My question (if not Lewis's) is this: why should we be proud of our tastes? Is it meritorious to like caviar better than peanut butter? I suppose there is merit to educating ourselves so that we EXPAND our tastes. If we learn Epic Greek to read the Odyssey, that is an accomplishment. Learning how to understand and enjoy (modern) poetry often takes some doing.
Nonetheless, on the flip side of that coin are those who think that by having (or, at least, claiming to have) canonical tastes, they are showing off an intellectual accomplishment. Writing great books is an accomplishment; merely enjoying them is an entertainment.
Some people (in my experience) think their tastes in literature proclaim that they have poetic souls. But everyone has a poetic soul – because he has a human soul. What he doesn't have is the ability to write or appreciate poetry.
Screwtape ascribes this objection to elite tastes as being based on envy. By calling the intellectual elite (or, at least, those with “elite' tastes) “undemocratic”, the envious can feel superior.

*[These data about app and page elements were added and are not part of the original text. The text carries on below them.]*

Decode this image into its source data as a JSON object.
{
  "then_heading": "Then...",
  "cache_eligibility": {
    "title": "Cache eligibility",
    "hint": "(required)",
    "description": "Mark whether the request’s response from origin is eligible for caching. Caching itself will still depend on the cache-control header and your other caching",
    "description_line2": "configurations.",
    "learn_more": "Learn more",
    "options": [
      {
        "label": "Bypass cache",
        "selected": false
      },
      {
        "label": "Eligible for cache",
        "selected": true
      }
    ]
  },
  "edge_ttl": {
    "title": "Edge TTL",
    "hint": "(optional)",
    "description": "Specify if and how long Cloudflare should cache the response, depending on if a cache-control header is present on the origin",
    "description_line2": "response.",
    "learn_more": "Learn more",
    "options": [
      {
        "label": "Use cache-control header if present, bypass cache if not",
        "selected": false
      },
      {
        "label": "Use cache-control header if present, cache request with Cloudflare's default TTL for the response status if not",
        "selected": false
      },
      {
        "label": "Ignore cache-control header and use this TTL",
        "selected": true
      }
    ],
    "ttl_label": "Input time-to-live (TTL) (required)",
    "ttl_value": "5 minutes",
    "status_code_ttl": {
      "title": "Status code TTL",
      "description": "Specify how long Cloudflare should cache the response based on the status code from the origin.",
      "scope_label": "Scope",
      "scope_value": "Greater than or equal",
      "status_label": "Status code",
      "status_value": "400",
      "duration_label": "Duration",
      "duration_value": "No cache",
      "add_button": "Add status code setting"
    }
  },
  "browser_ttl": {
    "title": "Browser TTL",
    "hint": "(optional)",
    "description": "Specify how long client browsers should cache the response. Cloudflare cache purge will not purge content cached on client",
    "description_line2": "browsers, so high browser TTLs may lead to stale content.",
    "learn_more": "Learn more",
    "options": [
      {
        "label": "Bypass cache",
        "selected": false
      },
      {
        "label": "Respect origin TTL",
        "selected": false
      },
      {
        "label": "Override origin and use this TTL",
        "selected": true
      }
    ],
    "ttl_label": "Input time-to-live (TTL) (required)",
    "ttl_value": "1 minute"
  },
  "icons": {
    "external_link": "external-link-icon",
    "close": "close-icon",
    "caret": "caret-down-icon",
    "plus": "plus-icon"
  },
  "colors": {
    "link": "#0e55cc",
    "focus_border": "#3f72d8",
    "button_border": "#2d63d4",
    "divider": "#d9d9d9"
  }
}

I don't think we can be certain of Lewis's opinion based on Screwtape's. Certainly Lewis the Oxbridge Man may have deplored the lack of moral, cultural and intellectual excellence among his fellow humans. In “High and Low Brows”, though, he writes: “For them (the high brows) 'good' taste will have been acquired by the sweat of their brows.... and they will hold it with uneasy intensity.” For many, Lewis fears, ALL literature will be an acquired taste, and they will look askance at those to whom loving books comes naturally (as it did for Lewis).